● PET plastic safety screens - thee are clear so can be seen through but are a softer material than something like glass so if someone falls against them, the impact won’t be as painful
● Frosted plastic screens - these offer a little more privacy although residents with conditions such as dementia can find them confusing
● Shower curtains - use breathable fabric that is a bright contrast to surrounding areas so it is easy to see
Shower screens can be full height or half height and can open in a variety of ways to make accessing the shower simple. A combination of a half height screen with curtains is also another option to consider.
Bathroom flooring is important, whether the bathroom will be a wetroom style or self-contained. Non-slip flooring is the most important consideration as this cuts out the need for bath mats which can be a trip hazard.
Aim to have contrasting colours to the walls and that all the bathroom floor is the same colour. If you have residents with dementia and similar conditions, think about avoiding dark colours that can look like holes or sparkling effects that can cause confusion.
Other adapted bathroom considerations
Once you have covered these main considerations, there are a few other areas you’ll want to think about when planning an adapted bathroom.
Lighting and heating
Ensuring the room is well lit is important but aim for natural styles of lighting as sometimes elderly people may be sensitive to bright, harsh light. Try to use lighting in pairs to stop shadows that can cause confusion and add task-focused lights over the basin, toilet and the shower.
Think about using low surface temperature (LST) heating so that if someone trips and puts their hands on the heater, there’s less chance of a burn. Cover pipework as this is often very hot to the touch.
You may even want to think about underfloor heating if the renovation is major or a new build care home. This ensures the room is heated but all of the heating elements are out of sight and reach.
Tiles on the walls
Tiles on the walls protect the walls and make it easy for staff to clean. Avoid white tiles if possible as this often seems too much like a hospital for many elderly people.

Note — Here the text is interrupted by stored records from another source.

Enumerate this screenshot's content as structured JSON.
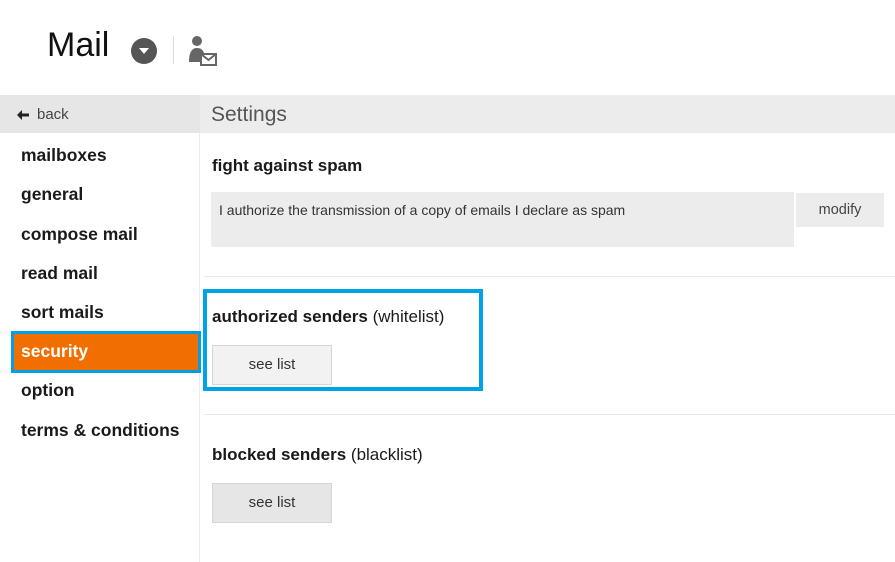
{
  "header": {
    "app_title": "Mail",
    "dropdown_icon": "chevron-down-icon",
    "contact_icon": "user-mail-icon"
  },
  "nav": {
    "back_label": "back",
    "items": [
      {
        "label": "mailboxes",
        "active": false
      },
      {
        "label": "general",
        "active": false
      },
      {
        "label": "compose mail",
        "active": false
      },
      {
        "label": "read mail",
        "active": false
      },
      {
        "label": "sort mails",
        "active": false
      },
      {
        "label": "security",
        "active": true
      },
      {
        "label": "option",
        "active": false
      },
      {
        "label": "terms & conditions",
        "active": false
      }
    ]
  },
  "page": {
    "title": "Settings"
  },
  "spam": {
    "title": "fight against spam",
    "text": "I authorize the transmission of a copy of emails I declare as spam",
    "button": "modify"
  },
  "whitelist": {
    "title": "authorized senders",
    "subtitle": "(whitelist)",
    "button": "see list"
  },
  "blacklist": {
    "title": "blocked senders",
    "subtitle": "(blacklist)",
    "button": "see list"
  },
  "colors": {
    "accent_orange": "#f16e00",
    "highlight_blue": "#00a3e8"
  }
}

You may also want to avoid patterns and three dimensional representations of things on the tiles as this can cause confusion or disorientation.
Bathroom accessibility accessories
The final area to consider is the accessibility accessories you can add to the bathrooms to make them even easier for elderly residents.
Top of the list is grab rails which can be placed near toilets, basins, showers and even at intervals around the room. These help people to move with confidence or steady themselves if they feel shaky.
Shower seats come in different styles and can easily fold up when not needed. But they are a great way to give legs a break while having a shower.
Preparing for residents' needs
By taking steps to prepare for residents' needs when planning bathroom areas, you can reduce the risk of accidents and make everything more comfortable for both the residents and staff caring for them. By offering them the most possible dignity in this area, you can help them cope with whatever conditions they have or simply feel more at home.